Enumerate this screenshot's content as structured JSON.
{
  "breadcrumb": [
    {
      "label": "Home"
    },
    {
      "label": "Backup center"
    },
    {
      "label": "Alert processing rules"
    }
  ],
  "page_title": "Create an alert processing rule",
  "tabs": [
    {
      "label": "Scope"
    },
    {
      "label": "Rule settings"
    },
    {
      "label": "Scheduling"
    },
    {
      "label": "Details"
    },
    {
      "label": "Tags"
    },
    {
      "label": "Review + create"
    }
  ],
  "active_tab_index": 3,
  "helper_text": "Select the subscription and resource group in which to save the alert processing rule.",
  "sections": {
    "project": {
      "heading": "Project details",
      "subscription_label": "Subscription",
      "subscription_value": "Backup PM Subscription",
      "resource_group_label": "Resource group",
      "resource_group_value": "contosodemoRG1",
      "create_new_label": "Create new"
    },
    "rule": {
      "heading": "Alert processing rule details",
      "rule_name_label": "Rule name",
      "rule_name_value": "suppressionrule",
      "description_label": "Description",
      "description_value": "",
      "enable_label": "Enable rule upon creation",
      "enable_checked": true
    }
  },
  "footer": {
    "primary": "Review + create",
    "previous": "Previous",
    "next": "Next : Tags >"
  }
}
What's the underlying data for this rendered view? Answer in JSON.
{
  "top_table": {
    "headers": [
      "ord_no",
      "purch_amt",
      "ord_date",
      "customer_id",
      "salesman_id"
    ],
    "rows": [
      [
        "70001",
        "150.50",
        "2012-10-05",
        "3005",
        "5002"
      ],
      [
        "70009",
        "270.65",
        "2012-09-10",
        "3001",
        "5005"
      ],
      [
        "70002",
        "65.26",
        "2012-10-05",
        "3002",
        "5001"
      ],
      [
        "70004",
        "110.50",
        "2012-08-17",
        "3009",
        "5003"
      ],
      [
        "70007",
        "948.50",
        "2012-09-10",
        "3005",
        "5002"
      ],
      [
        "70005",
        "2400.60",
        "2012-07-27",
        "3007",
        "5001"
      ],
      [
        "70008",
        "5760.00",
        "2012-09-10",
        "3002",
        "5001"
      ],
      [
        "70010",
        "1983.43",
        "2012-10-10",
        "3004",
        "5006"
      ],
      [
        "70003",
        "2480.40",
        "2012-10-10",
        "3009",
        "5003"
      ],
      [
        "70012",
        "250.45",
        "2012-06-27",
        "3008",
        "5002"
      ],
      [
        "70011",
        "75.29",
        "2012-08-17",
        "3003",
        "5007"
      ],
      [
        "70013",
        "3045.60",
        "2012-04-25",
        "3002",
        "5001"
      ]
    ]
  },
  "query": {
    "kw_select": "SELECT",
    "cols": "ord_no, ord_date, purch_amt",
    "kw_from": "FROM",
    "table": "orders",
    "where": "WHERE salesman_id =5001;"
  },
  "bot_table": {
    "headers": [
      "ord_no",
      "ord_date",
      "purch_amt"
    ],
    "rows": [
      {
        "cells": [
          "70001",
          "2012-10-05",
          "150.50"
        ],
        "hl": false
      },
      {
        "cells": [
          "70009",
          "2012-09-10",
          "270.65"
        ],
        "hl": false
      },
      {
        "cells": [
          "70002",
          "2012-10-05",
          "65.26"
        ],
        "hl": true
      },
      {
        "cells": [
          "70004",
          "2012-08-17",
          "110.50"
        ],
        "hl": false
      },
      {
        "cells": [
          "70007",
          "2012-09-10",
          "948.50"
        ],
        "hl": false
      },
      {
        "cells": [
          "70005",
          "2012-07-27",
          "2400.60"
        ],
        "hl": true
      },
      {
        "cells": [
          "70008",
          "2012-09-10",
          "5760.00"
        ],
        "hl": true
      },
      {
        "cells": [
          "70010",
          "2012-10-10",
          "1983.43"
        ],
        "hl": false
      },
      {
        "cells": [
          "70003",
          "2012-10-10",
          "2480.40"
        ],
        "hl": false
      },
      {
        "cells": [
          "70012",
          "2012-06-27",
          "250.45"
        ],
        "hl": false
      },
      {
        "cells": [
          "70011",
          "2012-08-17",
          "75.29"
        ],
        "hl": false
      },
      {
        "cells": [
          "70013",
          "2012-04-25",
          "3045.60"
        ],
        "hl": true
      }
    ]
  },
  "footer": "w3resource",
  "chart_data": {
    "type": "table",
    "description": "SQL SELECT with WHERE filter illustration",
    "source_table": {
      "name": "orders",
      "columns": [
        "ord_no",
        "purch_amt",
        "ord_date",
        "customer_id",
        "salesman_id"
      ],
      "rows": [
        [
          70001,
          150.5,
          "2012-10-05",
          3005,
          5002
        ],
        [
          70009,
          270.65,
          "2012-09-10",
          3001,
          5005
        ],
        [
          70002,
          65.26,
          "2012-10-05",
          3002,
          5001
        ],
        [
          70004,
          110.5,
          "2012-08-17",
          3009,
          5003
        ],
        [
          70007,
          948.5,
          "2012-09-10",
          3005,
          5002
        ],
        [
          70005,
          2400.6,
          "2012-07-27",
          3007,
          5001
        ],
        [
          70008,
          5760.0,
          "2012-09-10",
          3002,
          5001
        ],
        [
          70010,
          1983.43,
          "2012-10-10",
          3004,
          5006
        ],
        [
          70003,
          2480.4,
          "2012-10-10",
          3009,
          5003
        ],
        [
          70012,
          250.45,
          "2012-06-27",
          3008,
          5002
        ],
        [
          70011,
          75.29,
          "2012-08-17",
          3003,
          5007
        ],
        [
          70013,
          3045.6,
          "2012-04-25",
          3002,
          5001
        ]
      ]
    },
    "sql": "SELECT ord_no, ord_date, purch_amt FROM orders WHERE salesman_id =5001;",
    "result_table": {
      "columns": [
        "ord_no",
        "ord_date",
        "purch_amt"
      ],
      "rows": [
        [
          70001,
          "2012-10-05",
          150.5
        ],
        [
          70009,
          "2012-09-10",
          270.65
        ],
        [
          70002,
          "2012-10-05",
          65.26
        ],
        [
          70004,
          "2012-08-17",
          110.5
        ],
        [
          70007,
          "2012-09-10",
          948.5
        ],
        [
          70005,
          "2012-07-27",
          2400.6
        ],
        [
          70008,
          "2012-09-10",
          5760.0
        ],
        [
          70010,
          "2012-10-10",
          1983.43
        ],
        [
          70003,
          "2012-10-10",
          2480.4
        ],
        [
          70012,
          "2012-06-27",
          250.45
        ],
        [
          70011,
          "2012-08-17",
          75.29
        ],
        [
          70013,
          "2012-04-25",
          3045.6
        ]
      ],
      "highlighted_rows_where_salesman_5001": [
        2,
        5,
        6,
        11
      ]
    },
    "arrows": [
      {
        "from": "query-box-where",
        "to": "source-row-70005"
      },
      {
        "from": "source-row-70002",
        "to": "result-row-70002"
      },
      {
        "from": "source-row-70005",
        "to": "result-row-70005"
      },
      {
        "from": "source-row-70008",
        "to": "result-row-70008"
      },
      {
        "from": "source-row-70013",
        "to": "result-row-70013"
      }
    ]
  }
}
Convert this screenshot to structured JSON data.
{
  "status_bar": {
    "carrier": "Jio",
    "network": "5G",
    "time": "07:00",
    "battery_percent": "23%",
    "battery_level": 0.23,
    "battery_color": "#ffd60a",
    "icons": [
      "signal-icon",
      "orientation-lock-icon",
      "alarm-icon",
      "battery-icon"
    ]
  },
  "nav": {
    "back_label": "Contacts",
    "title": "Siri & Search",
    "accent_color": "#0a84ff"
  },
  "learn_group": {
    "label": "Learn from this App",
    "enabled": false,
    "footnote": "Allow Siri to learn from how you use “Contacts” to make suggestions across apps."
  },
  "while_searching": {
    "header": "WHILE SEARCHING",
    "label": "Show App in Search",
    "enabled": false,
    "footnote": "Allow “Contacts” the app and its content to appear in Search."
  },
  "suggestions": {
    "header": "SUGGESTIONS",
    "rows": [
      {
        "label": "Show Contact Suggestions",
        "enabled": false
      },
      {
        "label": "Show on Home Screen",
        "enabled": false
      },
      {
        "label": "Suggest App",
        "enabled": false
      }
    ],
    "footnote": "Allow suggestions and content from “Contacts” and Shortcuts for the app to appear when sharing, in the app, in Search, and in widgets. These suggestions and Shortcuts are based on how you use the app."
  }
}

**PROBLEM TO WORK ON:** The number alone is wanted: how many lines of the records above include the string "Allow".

**YOUR SOLUTION:** 3